Ellas gives me the same kind of vibe as The Walnut Room in downtown Chicago's State Street Macys. Not in look, as the Walnut Room is grand, with tall ceilings, dark wood paneling, and huge windows that look out over the Loop, whereas Ellas is one room, cozily decorated in shades of gold, with big overstuffed chairs. The Walnut Room is always full of tourists, and Ellas is typically full of academics and academic administrators in suits. But both of them have nice tablecloths, classical music playing softly in the background, and impeccable service, and I feel like I'm in an oasis away from the bustle of the modern world. Both are places to relax, to linger, to savor, and I do feel pretty peaceful in both of them. [Side note: I'm not starting a competition here, because both restaurants are superior in different ways, but the Walnut Room has one of the most amazing desserts I've ever had--a Frango Mint cheesecake, made from the famous Marshall Field's frango mints. Seriously amazing.]
We enjoyed a leisurely dinner and some crisp white wine. Doug had pork tenderloin served with whipped mashed potatos and asparagus, and I had a soy and ginger glazed salmon served over rice and "asian slaw" with broccolini on the side. I also got to eat Doug's asparagus, because he finds it disgusting and I find it delicious, so win-win on that one.
A former colleague, who retired last spring, was at the next table, so I was able to catch up with him briefly and feel as though I actually know people in this town.
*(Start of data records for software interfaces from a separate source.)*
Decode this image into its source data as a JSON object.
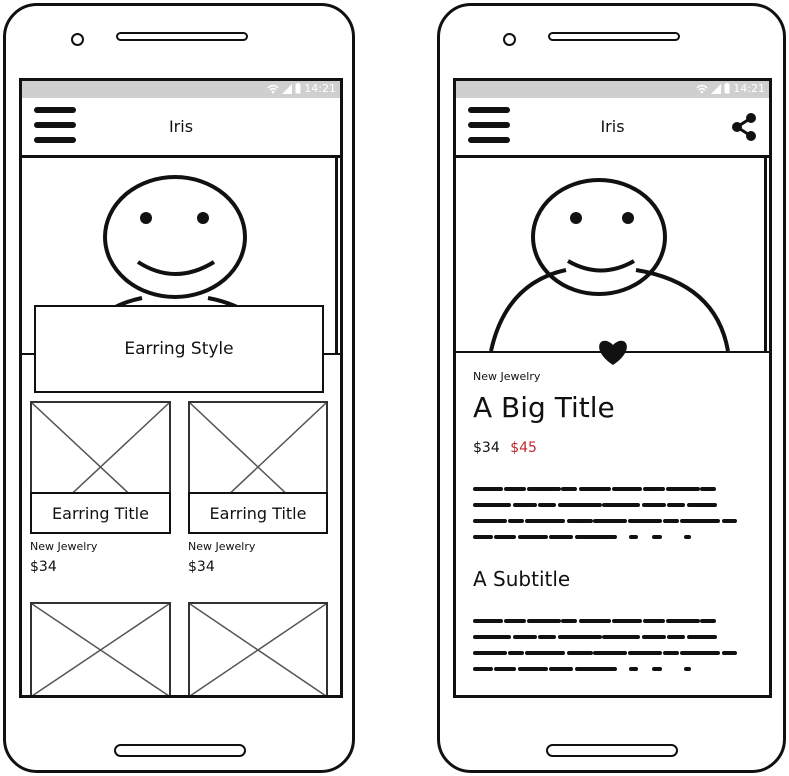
{
  "left_screen": {
    "status_time": "14:21",
    "app_title": "Iris",
    "hero_caption": "Earring Style",
    "cards": [
      {
        "title": "Earring Title",
        "category": "New Jewelry",
        "price": "$34"
      },
      {
        "title": "Earring Title",
        "category": "New Jewelry",
        "price": "$34"
      }
    ]
  },
  "right_screen": {
    "status_time": "14:21",
    "app_title": "Iris",
    "category": "New Jewelry",
    "title": "A Big Title",
    "price": "$34",
    "old_price": "$45",
    "subtitle": "A Subtitle"
  },
  "colors": {
    "ink": "#111111",
    "statusbar": "#cfcfcf",
    "sale_red": "#c0282d"
  },
  "icons": [
    "menu-icon",
    "share-icon",
    "heart-icon",
    "wifi-icon",
    "signal-icon",
    "battery-icon"
  ]
}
He recommended the bread pudding for dessert, so we tried the dried cherry and white chocolate bread pudding served with a berry frozen custard, and it was divine.
A nice break from the usual routine, for a nice cause. And I officially recommend the Inn at Carnall Hall to anyone coming to Fayetteville for lodging, spirits, and food.